### The data:

Start of Block

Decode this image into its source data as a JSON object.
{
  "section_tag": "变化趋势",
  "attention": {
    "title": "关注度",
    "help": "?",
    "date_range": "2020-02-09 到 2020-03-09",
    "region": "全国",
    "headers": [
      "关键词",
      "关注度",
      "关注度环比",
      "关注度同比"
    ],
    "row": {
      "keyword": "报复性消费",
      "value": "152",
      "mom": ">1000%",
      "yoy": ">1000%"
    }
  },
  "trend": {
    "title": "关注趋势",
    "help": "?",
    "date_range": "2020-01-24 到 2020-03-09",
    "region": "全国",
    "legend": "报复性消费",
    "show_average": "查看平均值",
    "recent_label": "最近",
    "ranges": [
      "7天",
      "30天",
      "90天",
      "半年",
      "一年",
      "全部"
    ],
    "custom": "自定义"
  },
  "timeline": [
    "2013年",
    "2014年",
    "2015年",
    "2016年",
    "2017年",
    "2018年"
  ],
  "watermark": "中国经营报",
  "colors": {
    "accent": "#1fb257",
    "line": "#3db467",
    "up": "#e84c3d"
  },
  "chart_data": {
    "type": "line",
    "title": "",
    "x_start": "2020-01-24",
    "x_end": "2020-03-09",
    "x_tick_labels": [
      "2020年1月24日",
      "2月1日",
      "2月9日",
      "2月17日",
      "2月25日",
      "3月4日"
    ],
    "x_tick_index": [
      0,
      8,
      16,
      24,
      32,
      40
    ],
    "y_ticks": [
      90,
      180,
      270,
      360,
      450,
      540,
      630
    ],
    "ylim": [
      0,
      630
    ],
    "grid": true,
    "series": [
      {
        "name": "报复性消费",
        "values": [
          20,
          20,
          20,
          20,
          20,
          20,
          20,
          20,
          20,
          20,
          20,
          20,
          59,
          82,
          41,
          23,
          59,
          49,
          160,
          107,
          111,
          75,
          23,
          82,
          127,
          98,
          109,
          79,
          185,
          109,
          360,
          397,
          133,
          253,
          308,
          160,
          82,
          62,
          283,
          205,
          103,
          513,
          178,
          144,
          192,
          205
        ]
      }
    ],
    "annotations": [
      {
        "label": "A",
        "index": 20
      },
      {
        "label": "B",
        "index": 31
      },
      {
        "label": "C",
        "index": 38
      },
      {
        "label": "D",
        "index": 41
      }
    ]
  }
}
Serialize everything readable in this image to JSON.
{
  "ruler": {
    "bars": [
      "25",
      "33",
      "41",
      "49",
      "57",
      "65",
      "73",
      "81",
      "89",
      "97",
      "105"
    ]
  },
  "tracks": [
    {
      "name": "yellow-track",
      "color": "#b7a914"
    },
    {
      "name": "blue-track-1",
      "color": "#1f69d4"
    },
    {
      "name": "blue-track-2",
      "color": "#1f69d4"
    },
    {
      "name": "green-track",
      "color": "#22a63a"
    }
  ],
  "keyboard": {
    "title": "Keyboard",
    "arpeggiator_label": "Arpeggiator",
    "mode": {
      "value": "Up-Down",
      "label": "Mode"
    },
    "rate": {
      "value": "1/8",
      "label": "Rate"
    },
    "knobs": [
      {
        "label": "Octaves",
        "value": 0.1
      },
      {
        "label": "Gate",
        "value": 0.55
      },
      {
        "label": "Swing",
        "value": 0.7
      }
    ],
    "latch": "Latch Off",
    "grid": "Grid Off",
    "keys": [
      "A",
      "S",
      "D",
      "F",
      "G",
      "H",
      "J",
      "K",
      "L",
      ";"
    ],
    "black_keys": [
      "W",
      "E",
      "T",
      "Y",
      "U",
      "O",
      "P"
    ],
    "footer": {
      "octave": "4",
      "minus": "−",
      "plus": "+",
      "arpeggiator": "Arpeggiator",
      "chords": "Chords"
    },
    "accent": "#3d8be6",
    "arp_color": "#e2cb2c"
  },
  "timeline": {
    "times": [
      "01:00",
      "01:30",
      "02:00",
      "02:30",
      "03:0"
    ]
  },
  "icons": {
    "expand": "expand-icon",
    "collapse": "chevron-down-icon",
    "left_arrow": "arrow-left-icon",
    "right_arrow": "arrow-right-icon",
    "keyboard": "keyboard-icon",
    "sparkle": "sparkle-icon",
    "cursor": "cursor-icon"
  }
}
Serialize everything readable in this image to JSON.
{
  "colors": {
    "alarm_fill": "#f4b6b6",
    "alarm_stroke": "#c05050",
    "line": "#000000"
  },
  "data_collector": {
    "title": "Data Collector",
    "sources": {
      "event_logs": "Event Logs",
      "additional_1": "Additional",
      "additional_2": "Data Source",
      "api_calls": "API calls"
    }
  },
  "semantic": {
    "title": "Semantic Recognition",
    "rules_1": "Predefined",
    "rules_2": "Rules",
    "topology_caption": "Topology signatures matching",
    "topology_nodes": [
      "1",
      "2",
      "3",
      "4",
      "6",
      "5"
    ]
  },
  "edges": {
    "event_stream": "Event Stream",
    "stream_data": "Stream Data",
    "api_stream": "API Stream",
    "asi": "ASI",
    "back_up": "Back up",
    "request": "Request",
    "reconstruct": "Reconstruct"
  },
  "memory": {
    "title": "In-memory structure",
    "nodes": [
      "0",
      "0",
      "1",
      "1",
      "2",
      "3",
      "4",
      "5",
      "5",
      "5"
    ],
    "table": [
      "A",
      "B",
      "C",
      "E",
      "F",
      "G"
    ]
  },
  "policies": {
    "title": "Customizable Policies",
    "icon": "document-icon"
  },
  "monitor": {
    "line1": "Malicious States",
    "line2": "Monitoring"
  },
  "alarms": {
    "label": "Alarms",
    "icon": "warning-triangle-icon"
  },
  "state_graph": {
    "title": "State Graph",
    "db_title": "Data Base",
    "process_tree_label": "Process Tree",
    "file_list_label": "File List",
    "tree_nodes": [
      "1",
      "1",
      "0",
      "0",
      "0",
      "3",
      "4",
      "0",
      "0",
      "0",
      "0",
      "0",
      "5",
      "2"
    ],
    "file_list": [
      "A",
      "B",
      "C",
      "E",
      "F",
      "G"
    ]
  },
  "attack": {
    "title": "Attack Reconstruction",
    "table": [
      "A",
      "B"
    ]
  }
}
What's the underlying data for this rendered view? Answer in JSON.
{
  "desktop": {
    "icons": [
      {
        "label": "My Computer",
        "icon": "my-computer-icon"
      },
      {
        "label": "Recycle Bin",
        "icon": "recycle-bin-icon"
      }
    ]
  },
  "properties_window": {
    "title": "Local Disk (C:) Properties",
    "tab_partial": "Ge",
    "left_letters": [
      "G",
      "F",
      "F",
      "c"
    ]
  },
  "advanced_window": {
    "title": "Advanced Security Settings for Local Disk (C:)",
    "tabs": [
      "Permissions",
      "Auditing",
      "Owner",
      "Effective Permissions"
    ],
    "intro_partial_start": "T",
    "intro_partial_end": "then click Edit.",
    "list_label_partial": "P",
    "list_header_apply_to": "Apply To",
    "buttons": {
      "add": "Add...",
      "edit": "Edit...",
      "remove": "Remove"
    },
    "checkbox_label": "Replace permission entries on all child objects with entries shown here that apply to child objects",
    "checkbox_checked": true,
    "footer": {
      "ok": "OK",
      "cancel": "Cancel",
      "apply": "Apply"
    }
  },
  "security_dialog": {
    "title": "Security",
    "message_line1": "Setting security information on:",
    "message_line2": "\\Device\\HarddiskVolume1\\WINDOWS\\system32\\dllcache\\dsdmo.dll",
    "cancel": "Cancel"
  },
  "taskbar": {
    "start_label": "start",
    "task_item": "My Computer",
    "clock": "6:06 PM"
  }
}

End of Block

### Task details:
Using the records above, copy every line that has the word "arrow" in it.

### Task output:
    "left_arrow": "arrow-left-icon",
    "right_arrow": "arrow-right-icon",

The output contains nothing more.